■ EXERCISE DATA:
★ ★ ★ ★ ★ ★ ★

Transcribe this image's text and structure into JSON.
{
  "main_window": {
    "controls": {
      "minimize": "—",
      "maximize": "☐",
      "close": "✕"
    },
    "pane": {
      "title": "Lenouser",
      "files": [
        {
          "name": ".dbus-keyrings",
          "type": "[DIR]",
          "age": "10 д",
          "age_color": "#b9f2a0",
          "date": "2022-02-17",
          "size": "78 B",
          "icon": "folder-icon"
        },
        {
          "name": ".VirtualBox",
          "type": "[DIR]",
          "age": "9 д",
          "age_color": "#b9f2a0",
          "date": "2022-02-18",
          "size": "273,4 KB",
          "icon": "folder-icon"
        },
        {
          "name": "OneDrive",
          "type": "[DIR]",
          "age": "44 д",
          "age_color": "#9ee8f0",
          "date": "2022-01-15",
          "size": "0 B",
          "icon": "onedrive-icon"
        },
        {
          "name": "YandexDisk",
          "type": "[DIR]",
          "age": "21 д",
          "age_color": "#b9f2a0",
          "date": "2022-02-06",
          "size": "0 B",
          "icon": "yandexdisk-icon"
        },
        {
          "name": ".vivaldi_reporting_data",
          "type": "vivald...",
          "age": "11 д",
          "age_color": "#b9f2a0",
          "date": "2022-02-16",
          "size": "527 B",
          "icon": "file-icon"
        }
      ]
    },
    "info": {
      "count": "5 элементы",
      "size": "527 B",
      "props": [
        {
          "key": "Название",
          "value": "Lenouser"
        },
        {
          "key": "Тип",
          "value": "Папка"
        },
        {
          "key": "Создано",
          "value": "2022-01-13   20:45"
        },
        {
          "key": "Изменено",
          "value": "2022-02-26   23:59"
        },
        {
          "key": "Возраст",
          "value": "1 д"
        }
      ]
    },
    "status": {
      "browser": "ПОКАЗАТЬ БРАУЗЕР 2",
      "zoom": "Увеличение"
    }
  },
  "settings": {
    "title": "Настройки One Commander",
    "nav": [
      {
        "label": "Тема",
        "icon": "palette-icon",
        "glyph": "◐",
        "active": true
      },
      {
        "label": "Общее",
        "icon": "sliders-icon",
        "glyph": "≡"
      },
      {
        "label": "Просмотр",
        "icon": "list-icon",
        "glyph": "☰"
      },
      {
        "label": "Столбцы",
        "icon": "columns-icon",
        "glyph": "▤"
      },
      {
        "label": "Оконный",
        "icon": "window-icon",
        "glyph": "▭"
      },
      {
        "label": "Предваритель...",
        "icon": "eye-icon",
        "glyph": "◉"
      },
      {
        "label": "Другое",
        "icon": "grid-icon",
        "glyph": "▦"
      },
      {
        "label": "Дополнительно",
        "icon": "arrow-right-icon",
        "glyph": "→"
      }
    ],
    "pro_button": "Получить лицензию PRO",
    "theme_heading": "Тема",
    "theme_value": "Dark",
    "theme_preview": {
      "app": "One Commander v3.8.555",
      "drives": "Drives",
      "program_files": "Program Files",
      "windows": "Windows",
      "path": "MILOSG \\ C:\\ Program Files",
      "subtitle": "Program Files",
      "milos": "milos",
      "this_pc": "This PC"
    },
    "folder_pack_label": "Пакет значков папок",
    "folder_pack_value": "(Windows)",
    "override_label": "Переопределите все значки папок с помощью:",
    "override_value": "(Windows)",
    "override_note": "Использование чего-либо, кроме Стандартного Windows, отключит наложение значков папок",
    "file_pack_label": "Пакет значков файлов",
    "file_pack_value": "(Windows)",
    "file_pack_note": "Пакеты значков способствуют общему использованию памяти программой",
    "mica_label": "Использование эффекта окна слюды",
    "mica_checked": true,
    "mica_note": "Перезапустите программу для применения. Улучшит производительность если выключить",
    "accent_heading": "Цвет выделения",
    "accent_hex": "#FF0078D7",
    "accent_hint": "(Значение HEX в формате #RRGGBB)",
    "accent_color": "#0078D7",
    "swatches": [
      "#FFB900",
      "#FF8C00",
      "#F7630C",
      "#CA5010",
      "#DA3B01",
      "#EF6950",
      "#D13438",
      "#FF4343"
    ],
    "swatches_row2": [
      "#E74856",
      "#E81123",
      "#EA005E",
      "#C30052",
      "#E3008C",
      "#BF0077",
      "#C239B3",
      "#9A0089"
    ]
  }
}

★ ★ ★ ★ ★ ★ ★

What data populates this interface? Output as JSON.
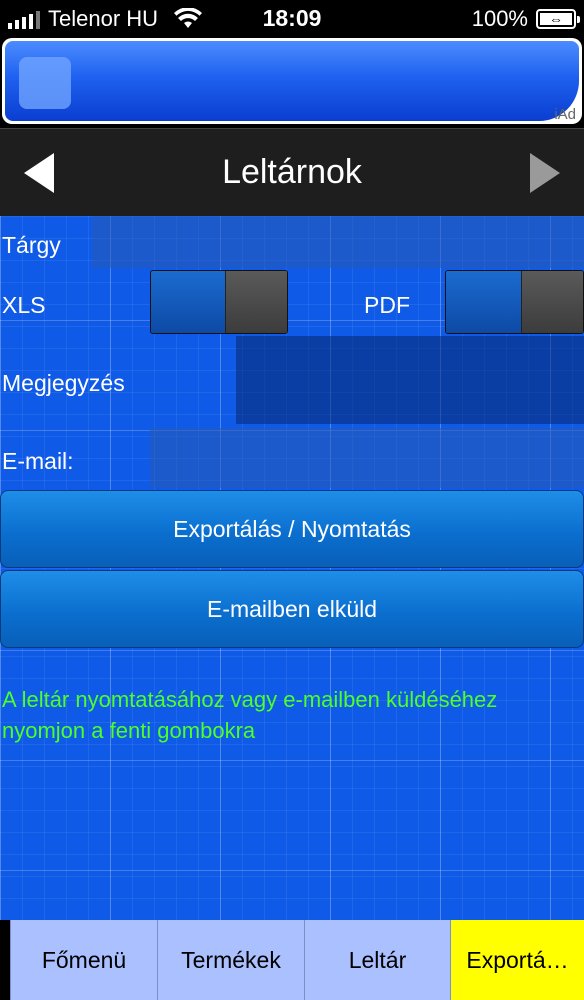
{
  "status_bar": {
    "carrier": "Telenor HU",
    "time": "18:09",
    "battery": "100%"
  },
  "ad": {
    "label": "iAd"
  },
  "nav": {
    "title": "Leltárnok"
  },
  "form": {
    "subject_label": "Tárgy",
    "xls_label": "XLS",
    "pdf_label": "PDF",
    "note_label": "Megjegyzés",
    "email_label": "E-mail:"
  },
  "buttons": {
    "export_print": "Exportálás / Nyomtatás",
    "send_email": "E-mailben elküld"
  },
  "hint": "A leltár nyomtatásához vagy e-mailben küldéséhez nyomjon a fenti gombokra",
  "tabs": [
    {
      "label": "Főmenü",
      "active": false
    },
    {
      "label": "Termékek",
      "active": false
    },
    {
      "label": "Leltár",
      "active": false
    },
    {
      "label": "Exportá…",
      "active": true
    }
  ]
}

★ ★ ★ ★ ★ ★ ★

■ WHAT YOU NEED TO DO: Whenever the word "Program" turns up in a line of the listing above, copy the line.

■ RESULT OF THIS TASK:
      "program_files": "Program Files",
      "path": "MILOSG \\ C:\\ Program Files",
      "subtitle": "Program Files",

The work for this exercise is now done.